### Task to complete
Return, word for word, every entry in the listing below, but not its images.

### Dataset content
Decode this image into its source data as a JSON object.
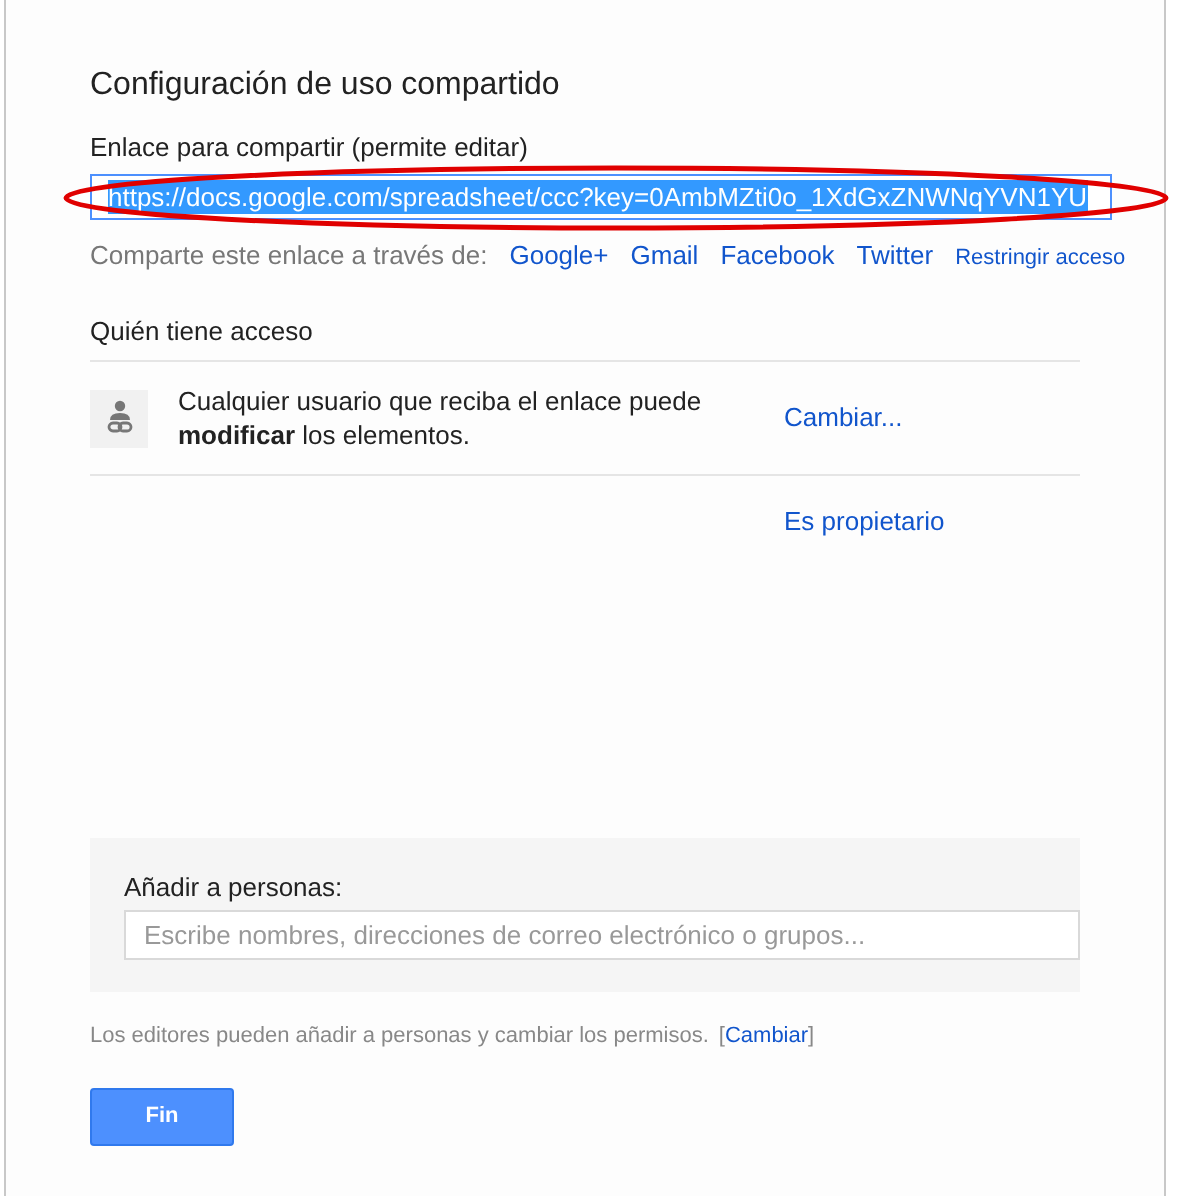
{
  "dialog": {
    "title": "Configuración de uso compartido"
  },
  "share_link": {
    "label": "Enlace para compartir (permite editar)",
    "value": "https://docs.google.com/spreadsheet/ccc?key=0AmbMZti0o_1XdGxZNWNqYVN1YU",
    "selected": true,
    "annotated": true
  },
  "share_via": {
    "label": "Comparte este enlace a través de:",
    "links": [
      "Google+",
      "Gmail",
      "Facebook",
      "Twitter"
    ],
    "restrict": "Restringir acceso"
  },
  "access": {
    "heading": "Quién tiene acceso",
    "entries": [
      {
        "kind": "link",
        "text": "Cualquier usuario que reciba el enlace puede **modificar** los elementos.",
        "action": "Cambiar..."
      },
      {
        "kind": "owner",
        "action": "Es propietario"
      }
    ]
  },
  "add_people": {
    "label": "Añadir a personas:",
    "placeholder": "Escribe nombres, direcciones de correo electrónico o grupos..."
  },
  "note": {
    "text": "Los editores pueden añadir a personas y cambiar los permisos.",
    "open": "[",
    "link": "Cambiar",
    "close": "]"
  },
  "buttons": [
    "Fin"
  ]
}
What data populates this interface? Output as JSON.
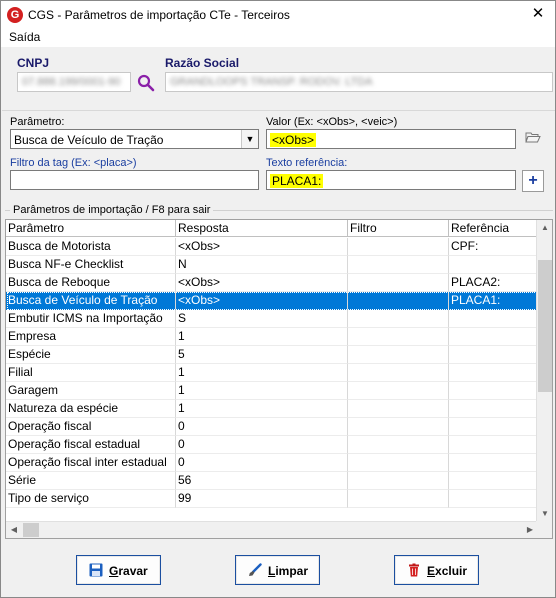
{
  "window": {
    "title": "CGS - Parâmetros de importação CTe - Terceiros",
    "close_glyph": "✕"
  },
  "menu": {
    "items": [
      "Saída"
    ]
  },
  "header": {
    "cnpj_label": "CNPJ",
    "cnpj_value": "07.888.199/0001-90",
    "razao_label": "Razão Social",
    "razao_value": "GRANDLOOPS TRANSP. RODOV. LTDA"
  },
  "form": {
    "parametro_label": "Parâmetro:",
    "parametro_value": "Busca de Veículo de Tração",
    "valor_label": "Valor (Ex: <xObs>, <veic>)",
    "valor_value": "<xObs>",
    "filtro_label": "Filtro da tag (Ex: <placa>)",
    "filtro_value": "",
    "texto_label": "Texto referência:",
    "texto_value": "PLACA1:",
    "plus_label": "+"
  },
  "grid": {
    "group_title": "Parâmetros de importação / F8 para sair",
    "columns": [
      "Parâmetro",
      "Resposta",
      "Filtro",
      "Referência"
    ],
    "rows": [
      [
        "Busca de Motorista",
        "<xObs>",
        "",
        "CPF:"
      ],
      [
        "Busca NF-e Checklist",
        "N",
        "",
        ""
      ],
      [
        "Busca de Reboque",
        "<xObs>",
        "",
        "PLACA2:"
      ],
      [
        "Busca de Veículo de Tração",
        "<xObs>",
        "",
        "PLACA1:"
      ],
      [
        "Embutir ICMS na Importação",
        "S",
        "",
        ""
      ],
      [
        "Empresa",
        "1",
        "",
        ""
      ],
      [
        "Espécie",
        "5",
        "",
        ""
      ],
      [
        "Filial",
        "1",
        "",
        ""
      ],
      [
        "Garagem",
        "1",
        "",
        ""
      ],
      [
        "Natureza da espécie",
        "1",
        "",
        ""
      ],
      [
        "Operação fiscal",
        "0",
        "",
        ""
      ],
      [
        "Operação fiscal estadual",
        "0",
        "",
        ""
      ],
      [
        "Operação fiscal inter estadual",
        "0",
        "",
        ""
      ],
      [
        "Série",
        "56",
        "",
        ""
      ],
      [
        "Tipo de serviço",
        "99",
        "",
        ""
      ]
    ],
    "selected_row": 3
  },
  "buttons": {
    "gravar_first": "G",
    "gravar_rest": "ravar",
    "limpar_first": "L",
    "limpar_rest": "impar",
    "excluir_first": "E",
    "excluir_rest": "xcluir"
  },
  "colors": {
    "accent": "#0078d7",
    "highlight": "#ffff00",
    "label_blue": "#1a3ea0",
    "button_border": "#1b4fa0"
  }
}
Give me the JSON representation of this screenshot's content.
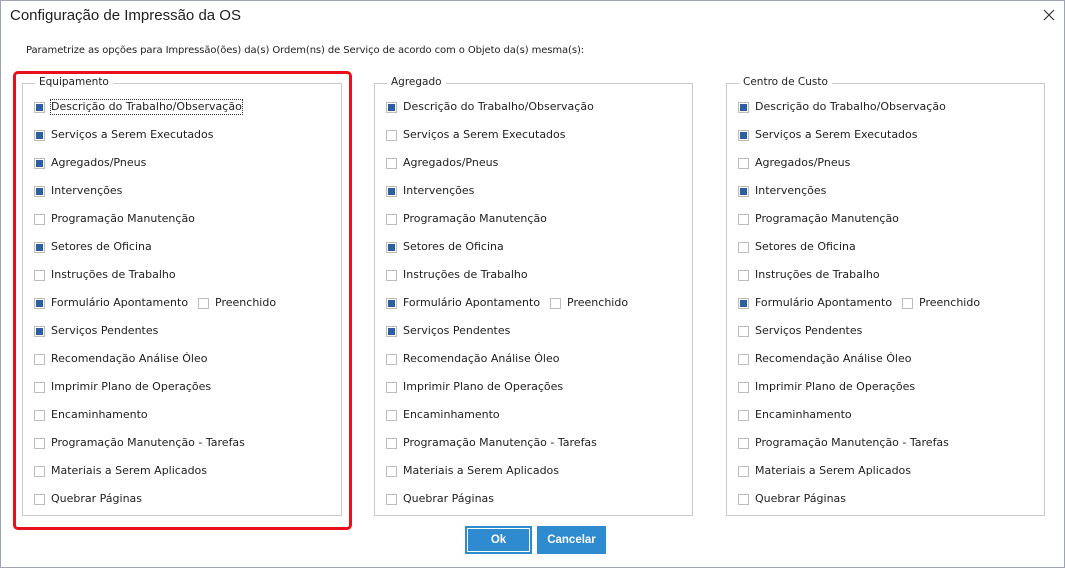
{
  "window": {
    "title": "Configuração de Impressão da OS"
  },
  "intro": "Parametrize as opções para Impressão(ões) da(s) Ordem(ns) de Serviço de acordo com o Objeto da(s) mesma(s):",
  "colors": {
    "checked": "#2d5da2",
    "button": "#2e8bd0",
    "highlight": "#e8101b"
  },
  "groups": [
    {
      "legend": "Equipamento",
      "items": [
        {
          "label": "Descrição do Trabalho/Observação",
          "checked": true
        },
        {
          "label": "Serviços a Serem Executados",
          "checked": true
        },
        {
          "label": "Agregados/Pneus",
          "checked": true
        },
        {
          "label": "Intervenções",
          "checked": true
        },
        {
          "label": "Programação Manutenção",
          "checked": false
        },
        {
          "label": "Setores de Oficina",
          "checked": true
        },
        {
          "label": "Instruções de Trabalho",
          "checked": false
        },
        {
          "label": "Formulário Apontamento",
          "checked": true,
          "sub": {
            "label": "Preenchido",
            "checked": false
          }
        },
        {
          "label": "Serviços Pendentes",
          "checked": true
        },
        {
          "label": "Recomendação Análise Óleo",
          "checked": false
        },
        {
          "label": "Imprimir Plano de Operações",
          "checked": false
        },
        {
          "label": "Encaminhamento",
          "checked": false
        },
        {
          "label": "Programação Manutenção - Tarefas",
          "checked": false
        },
        {
          "label": "Materiais a Serem Aplicados",
          "checked": false
        },
        {
          "label": "Quebrar Páginas",
          "checked": false
        }
      ]
    },
    {
      "legend": "Agregado",
      "items": [
        {
          "label": "Descrição do Trabalho/Observação",
          "checked": true
        },
        {
          "label": "Serviços a Serem Executados",
          "checked": false
        },
        {
          "label": "Agregados/Pneus",
          "checked": false
        },
        {
          "label": "Intervenções",
          "checked": true
        },
        {
          "label": "Programação Manutenção",
          "checked": false
        },
        {
          "label": "Setores de Oficina",
          "checked": true
        },
        {
          "label": "Instruções de Trabalho",
          "checked": false
        },
        {
          "label": "Formulário Apontamento",
          "checked": true,
          "sub": {
            "label": "Preenchido",
            "checked": false
          }
        },
        {
          "label": "Serviços Pendentes",
          "checked": true
        },
        {
          "label": "Recomendação Análise Óleo",
          "checked": false
        },
        {
          "label": "Imprimir Plano de Operações",
          "checked": false
        },
        {
          "label": "Encaminhamento",
          "checked": false
        },
        {
          "label": "Programação Manutenção - Tarefas",
          "checked": false
        },
        {
          "label": "Materiais a Serem Aplicados",
          "checked": false
        },
        {
          "label": "Quebrar Páginas",
          "checked": false
        }
      ]
    },
    {
      "legend": "Centro de Custo",
      "items": [
        {
          "label": "Descrição do Trabalho/Observação",
          "checked": true
        },
        {
          "label": "Serviços a Serem Executados",
          "checked": true
        },
        {
          "label": "Agregados/Pneus",
          "checked": false
        },
        {
          "label": "Intervenções",
          "checked": true
        },
        {
          "label": "Programação Manutenção",
          "checked": false
        },
        {
          "label": "Setores de Oficina",
          "checked": false
        },
        {
          "label": "Instruções de Trabalho",
          "checked": false
        },
        {
          "label": "Formulário Apontamento",
          "checked": true,
          "sub": {
            "label": "Preenchido",
            "checked": false
          }
        },
        {
          "label": "Serviços Pendentes",
          "checked": false
        },
        {
          "label": "Recomendação Análise Óleo",
          "checked": false
        },
        {
          "label": "Imprimir Plano de Operações",
          "checked": false
        },
        {
          "label": "Encaminhamento",
          "checked": false
        },
        {
          "label": "Programação Manutenção - Tarefas",
          "checked": false
        },
        {
          "label": "Materiais a Serem Aplicados",
          "checked": false
        },
        {
          "label": "Quebrar Páginas",
          "checked": false
        }
      ]
    }
  ],
  "buttons": {
    "ok": "Ok",
    "cancel": "Cancelar"
  }
}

### Response
Decode this image into its source data as a JSON object.
{
  "dialog": {
    "title": "Configuración de uso compartido"
  },
  "share_link": {
    "label": "Enlace para compartir (permite editar)",
    "value": "https://docs.google.com/spreadsheet/ccc?key=0AmbMZti0o_1XdGxZNWNqYVN1YU",
    "selected": true,
    "annotated": true
  },
  "share_via": {
    "label": "Comparte este enlace a través de:",
    "links": [
      "Google+",
      "Gmail",
      "Facebook",
      "Twitter"
    ],
    "restrict": "Restringir acceso"
  },
  "access": {
    "heading": "Quién tiene acceso",
    "entries": [
      {
        "kind": "link",
        "text": "Cualquier usuario que reciba el enlace puede **modificar** los elementos.",
        "action": "Cambiar..."
      },
      {
        "kind": "owner",
        "action": "Es propietario"
      }
    ]
  },
  "add_people": {
    "label": "Añadir a personas:",
    "placeholder": "Escribe nombres, direcciones de correo electrónico o grupos..."
  },
  "note": {
    "text": "Los editores pueden añadir a personas y cambiar los permisos.",
    "open": "[",
    "link": "Cambiar",
    "close": "]"
  },
  "buttons": [
    "Fin"
  ]
}
What data populates this interface? Output as JSON.
{
  "window": {
    "title": "CGS - Parâmetros de importação CTe - Terceiros",
    "close_glyph": "✕"
  },
  "menu": {
    "items": [
      "Saída"
    ]
  },
  "header": {
    "cnpj_label": "CNPJ",
    "cnpj_value": "07.888.199/0001-90",
    "razao_label": "Razão Social",
    "razao_value": "GRANDLOOPS TRANSP. RODOV. LTDA"
  },
  "form": {
    "parametro_label": "Parâmetro:",
    "parametro_value": "Busca de Veículo de Tração",
    "valor_label": "Valor (Ex: <xObs>, <veic>)",
    "valor_value": "<xObs>",
    "filtro_label": "Filtro da tag (Ex: <placa>)",
    "filtro_value": "",
    "texto_label": "Texto referência:",
    "texto_value": "PLACA1:",
    "plus_label": "+"
  },
  "grid": {
    "group_title": "Parâmetros de importação / F8 para sair",
    "columns": [
      "Parâmetro",
      "Resposta",
      "Filtro",
      "Referência"
    ],
    "rows": [
      [
        "Busca de Motorista",
        "<xObs>",
        "",
        "CPF:"
      ],
      [
        "Busca NF-e Checklist",
        "N",
        "",
        ""
      ],
      [
        "Busca de Reboque",
        "<xObs>",
        "",
        "PLACA2:"
      ],
      [
        "Busca de Veículo de Tração",
        "<xObs>",
        "",
        "PLACA1:"
      ],
      [
        "Embutir ICMS na Importação",
        "S",
        "",
        ""
      ],
      [
        "Empresa",
        "1",
        "",
        ""
      ],
      [
        "Espécie",
        "5",
        "",
        ""
      ],
      [
        "Filial",
        "1",
        "",
        ""
      ],
      [
        "Garagem",
        "1",
        "",
        ""
      ],
      [
        "Natureza da espécie",
        "1",
        "",
        ""
      ],
      [
        "Operação fiscal",
        "0",
        "",
        ""
      ],
      [
        "Operação fiscal estadual",
        "0",
        "",
        ""
      ],
      [
        "Operação fiscal inter estadual",
        "0",
        "",
        ""
      ],
      [
        "Série",
        "56",
        "",
        ""
      ],
      [
        "Tipo de serviço",
        "99",
        "",
        ""
      ]
    ],
    "selected_row": 3
  },
  "buttons": {
    "gravar_first": "G",
    "gravar_rest": "ravar",
    "limpar_first": "L",
    "limpar_rest": "impar",
    "excluir_first": "E",
    "excluir_rest": "xcluir"
  },
  "colors": {
    "accent": "#0078d7",
    "highlight": "#ffff00",
    "label_blue": "#1a3ea0",
    "button_border": "#1b4fa0"
  }
}
Give me the JSON representation of this screenshot's content.
{
  "window": {
    "title": "Configuração de Impressão da OS"
  },
  "intro": "Parametrize as opções para Impressão(ões) da(s) Ordem(ns) de Serviço de acordo com o Objeto da(s) mesma(s):",
  "colors": {
    "checked": "#2d5da2",
    "button": "#2e8bd0",
    "highlight": "#e8101b"
  },
  "groups": [
    {
      "legend": "Equipamento",
      "items": [
        {
          "label": "Descrição do Trabalho/Observação",
          "checked": true
        },
        {
          "label": "Serviços a Serem Executados",
          "checked": true
        },
        {
          "label": "Agregados/Pneus",
          "checked": true
        },
        {
          "label": "Intervenções",
          "checked": true
        },
        {
          "label": "Programação Manutenção",
          "checked": false
        },
        {
          "label": "Setores de Oficina",
          "checked": true
        },
        {
          "label": "Instruções de Trabalho",
          "checked": false
        },
        {
          "label": "Formulário Apontamento",
          "checked": true,
          "sub": {
            "label": "Preenchido",
            "checked": false
          }
        },
        {
          "label": "Serviços Pendentes",
          "checked": true
        },
        {
          "label": "Recomendação Análise Óleo",
          "checked": false
        },
        {
          "label": "Imprimir Plano de Operações",
          "checked": false
        },
        {
          "label": "Encaminhamento",
          "checked": false
        },
        {
          "label": "Programação Manutenção - Tarefas",
          "checked": false
        },
        {
          "label": "Materiais a Serem Aplicados",
          "checked": false
        },
        {
          "label": "Quebrar Páginas",
          "checked": false
        }
      ]
    },
    {
      "legend": "Agregado",
      "items": [
        {
          "label": "Descrição do Trabalho/Observação",
          "checked": true
        },
        {
          "label": "Serviços a Serem Executados",
          "checked": false
        },
        {
          "label": "Agregados/Pneus",
          "checked": false
        },
        {
          "label": "Intervenções",
          "checked": true
        },
        {
          "label": "Programação Manutenção",
          "checked": false
        },
        {
          "label": "Setores de Oficina",
          "checked": true
        },
        {
          "label": "Instruções de Trabalho",
          "checked": false
        },
        {
          "label": "Formulário Apontamento",
          "checked": true,
          "sub": {
            "label": "Preenchido",
            "checked": false
          }
        },
        {
          "label": "Serviços Pendentes",
          "checked": true
        },
        {
          "label": "Recomendação Análise Óleo",
          "checked": false
        },
        {
          "label": "Imprimir Plano de Operações",
          "checked": false
        },
        {
          "label": "Encaminhamento",
          "checked": false
        },
        {
          "label": "Programação Manutenção - Tarefas",
          "checked": false
        },
        {
          "label": "Materiais a Serem Aplicados",
          "checked": false
        },
        {
          "label": "Quebrar Páginas",
          "checked": false
        }
      ]
    },
    {
      "legend": "Centro de Custo",
      "items": [
        {
          "label": "Descrição do Trabalho/Observação",
          "checked": true
        },
        {
          "label": "Serviços a Serem Executados",
          "checked": true
        },
        {
          "label": "Agregados/Pneus",
          "checked": false
        },
        {
          "label": "Intervenções",
          "checked": true
        },
        {
          "label": "Programação Manutenção",
          "checked": false
        },
        {
          "label": "Setores de Oficina",
          "checked": false
        },
        {
          "label": "Instruções de Trabalho",
          "checked": false
        },
        {
          "label": "Formulário Apontamento",
          "checked": true,
          "sub": {
            "label": "Preenchido",
            "checked": false
          }
        },
        {
          "label": "Serviços Pendentes",
          "checked": false
        },
        {
          "label": "Recomendação Análise Óleo",
          "checked": false
        },
        {
          "label": "Imprimir Plano de Operações",
          "checked": false
        },
        {
          "label": "Encaminhamento",
          "checked": false
        },
        {
          "label": "Programação Manutenção - Tarefas",
          "checked": false
        },
        {
          "label": "Materiais a Serem Aplicados",
          "checked": false
        },
        {
          "label": "Quebrar Páginas",
          "checked": false
        }
      ]
    }
  ],
  "buttons": {
    "ok": "Ok",
    "cancel": "Cancelar"
  }
}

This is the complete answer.